Scott McTominay used his physical presence to good effect in midfield and McGinn offered some stout support, at one point tossing Andre Carillo to the ground as though he were a rag doll.

But this was a rare moment when Scotland did the bullying. Mostly they seemed to settle for knowing their place in this emotional send-off for Peru prior to a first World Cup adventure since 1982.

The hosts tested Archer after five minutes, the keeper tipping Cueva’s free-kick round the post. A Farfan shot on the turn was then dealt with comfortably by Archer.

Scotland were showing little in the way of attacking intent but seemed to be frustrating Peru as well as the supporters. Things started to go awry in the 37 th minute when Archer sensed danger where there was none - or at least not as much as he inadvertently created by running outside his box in a bid to claim a long ball hit down the left. Mulgrew was also seeking to deal with it but collided with Archer, Farfan pouncing on the opportunity to attempt to send the loose ball towards the open goal. McKenna instinctively raised his hands and while he escaped a booking he conceded a penalty. Cueva hit the penalty low and hard to Archer’s right.

It was a deflating blow to close to half-time. Hopes Scotland might regroup were quashed just two minutes after the interval. Archer let Farfan’s shot from ten yards slip by him but he received little help from his defenders, who allowed a cutback from Yoshimar Yotum to reach the accomplished striker.

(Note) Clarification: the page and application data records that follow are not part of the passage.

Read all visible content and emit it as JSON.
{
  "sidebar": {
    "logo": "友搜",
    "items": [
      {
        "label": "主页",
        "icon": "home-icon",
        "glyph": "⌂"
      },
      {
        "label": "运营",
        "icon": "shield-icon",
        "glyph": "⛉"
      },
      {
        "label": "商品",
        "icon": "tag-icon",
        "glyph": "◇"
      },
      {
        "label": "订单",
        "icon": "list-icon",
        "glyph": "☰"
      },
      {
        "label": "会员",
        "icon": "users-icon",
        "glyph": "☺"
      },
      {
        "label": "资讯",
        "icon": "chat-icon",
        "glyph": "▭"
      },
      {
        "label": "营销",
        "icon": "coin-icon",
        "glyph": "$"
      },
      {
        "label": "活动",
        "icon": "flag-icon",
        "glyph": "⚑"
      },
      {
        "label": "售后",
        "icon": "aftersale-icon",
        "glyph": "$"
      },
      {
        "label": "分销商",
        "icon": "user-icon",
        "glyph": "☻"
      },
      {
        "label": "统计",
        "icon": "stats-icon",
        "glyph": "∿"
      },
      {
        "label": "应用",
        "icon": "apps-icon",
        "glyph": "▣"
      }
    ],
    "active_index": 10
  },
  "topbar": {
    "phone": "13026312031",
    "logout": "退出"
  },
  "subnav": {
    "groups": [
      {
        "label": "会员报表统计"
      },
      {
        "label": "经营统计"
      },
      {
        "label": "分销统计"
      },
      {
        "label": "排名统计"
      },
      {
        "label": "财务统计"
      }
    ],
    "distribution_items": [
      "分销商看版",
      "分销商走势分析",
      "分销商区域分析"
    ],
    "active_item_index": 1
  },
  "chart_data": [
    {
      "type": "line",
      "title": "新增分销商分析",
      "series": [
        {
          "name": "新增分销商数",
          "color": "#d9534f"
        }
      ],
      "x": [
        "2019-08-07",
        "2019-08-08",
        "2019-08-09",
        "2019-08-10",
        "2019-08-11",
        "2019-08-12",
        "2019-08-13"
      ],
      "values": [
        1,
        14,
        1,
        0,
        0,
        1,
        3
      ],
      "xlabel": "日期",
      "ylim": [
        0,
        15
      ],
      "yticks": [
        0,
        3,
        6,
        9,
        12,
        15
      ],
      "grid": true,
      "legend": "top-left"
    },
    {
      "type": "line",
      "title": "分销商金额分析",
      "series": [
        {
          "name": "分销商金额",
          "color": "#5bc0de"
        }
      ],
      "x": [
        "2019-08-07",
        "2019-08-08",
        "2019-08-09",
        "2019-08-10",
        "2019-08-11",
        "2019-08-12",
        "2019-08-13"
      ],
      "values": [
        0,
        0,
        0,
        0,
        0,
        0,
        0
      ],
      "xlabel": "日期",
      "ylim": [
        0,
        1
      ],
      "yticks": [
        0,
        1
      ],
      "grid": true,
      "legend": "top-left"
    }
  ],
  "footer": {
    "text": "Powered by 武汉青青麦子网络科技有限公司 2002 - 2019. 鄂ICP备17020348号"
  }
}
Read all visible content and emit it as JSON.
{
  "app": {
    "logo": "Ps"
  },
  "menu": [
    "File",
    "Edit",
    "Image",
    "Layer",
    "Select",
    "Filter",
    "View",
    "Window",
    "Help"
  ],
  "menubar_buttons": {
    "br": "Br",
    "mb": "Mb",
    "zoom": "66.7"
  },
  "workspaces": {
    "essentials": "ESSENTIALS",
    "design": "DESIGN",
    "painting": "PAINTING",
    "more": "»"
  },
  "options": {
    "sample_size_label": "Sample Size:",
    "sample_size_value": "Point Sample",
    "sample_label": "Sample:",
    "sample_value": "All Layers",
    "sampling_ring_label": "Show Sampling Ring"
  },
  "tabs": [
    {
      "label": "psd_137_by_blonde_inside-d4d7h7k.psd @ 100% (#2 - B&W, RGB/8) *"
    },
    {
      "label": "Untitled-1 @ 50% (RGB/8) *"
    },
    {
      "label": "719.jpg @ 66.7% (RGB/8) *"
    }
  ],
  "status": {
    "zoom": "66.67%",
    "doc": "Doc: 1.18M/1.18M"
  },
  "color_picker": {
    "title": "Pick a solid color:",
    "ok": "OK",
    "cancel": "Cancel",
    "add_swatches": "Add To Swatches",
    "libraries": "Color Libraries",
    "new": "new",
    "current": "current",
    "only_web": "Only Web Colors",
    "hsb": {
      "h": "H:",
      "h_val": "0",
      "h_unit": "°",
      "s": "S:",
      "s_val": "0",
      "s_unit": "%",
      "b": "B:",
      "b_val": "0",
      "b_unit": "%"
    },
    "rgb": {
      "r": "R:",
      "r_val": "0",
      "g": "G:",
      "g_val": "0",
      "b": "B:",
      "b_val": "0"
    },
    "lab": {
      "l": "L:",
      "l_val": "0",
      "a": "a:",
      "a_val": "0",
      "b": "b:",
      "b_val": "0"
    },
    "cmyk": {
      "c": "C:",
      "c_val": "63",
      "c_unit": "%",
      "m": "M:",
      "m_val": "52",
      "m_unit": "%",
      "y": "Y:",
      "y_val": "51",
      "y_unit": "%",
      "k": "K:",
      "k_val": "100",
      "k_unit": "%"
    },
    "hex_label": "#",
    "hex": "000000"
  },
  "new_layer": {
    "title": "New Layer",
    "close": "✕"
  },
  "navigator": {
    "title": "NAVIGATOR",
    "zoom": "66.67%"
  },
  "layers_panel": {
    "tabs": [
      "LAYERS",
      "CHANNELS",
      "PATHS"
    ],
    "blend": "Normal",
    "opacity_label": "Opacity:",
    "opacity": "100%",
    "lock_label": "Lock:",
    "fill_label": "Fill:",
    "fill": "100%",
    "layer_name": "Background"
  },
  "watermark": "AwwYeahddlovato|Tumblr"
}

One chance for the Scots to score presented itself after 72 minutes. Substitute Callum Paterson slung in a cross from the right which eluded the Peru defence and reached fellow substitute Oli McBurnie at the back post. The 21-year-old striker could neither control the ball nor direct it goalwards.

Scotland were willing but raw; too raw for a place like this and such a quality side as Peru. The callow visitors deserve praise for ensuring the roof did not cave in amid such hostile surroundings.

That it did not also had something to do with Peru, who slipped into self-preservation mode and were content to sit on what they had against a backdrop of constant drumming in the steep stands.

Peru 2 (Cueta pen 37, Farfan 47) Scotland 0

Peru: Carvallo, Advincula (Corzo 87), Ramos, Rodriguez, Trauco, Flores, Tapia (Cartagena 84), Yotun (Ruidiaz 69), Carrillo (Polo 69), Farfan (Hurtado 81), Cueva (Aquino 80). Subs not used: Gallese, Santamaria, Araujo, Caceda, Pena, Loyola, Abram.

Scotland: Archer, O’Donnell, Mulgrew, McKenna, Stevenson, McGeouch (Shinnie 76), McLean (Cadden 87), McTominay, McGinn (Paterson 63), Murphy (McBurnie 63), Phillips (Morgan 72). Subs not used: McLaughlin, Hendry, Christie, Russell, Bain.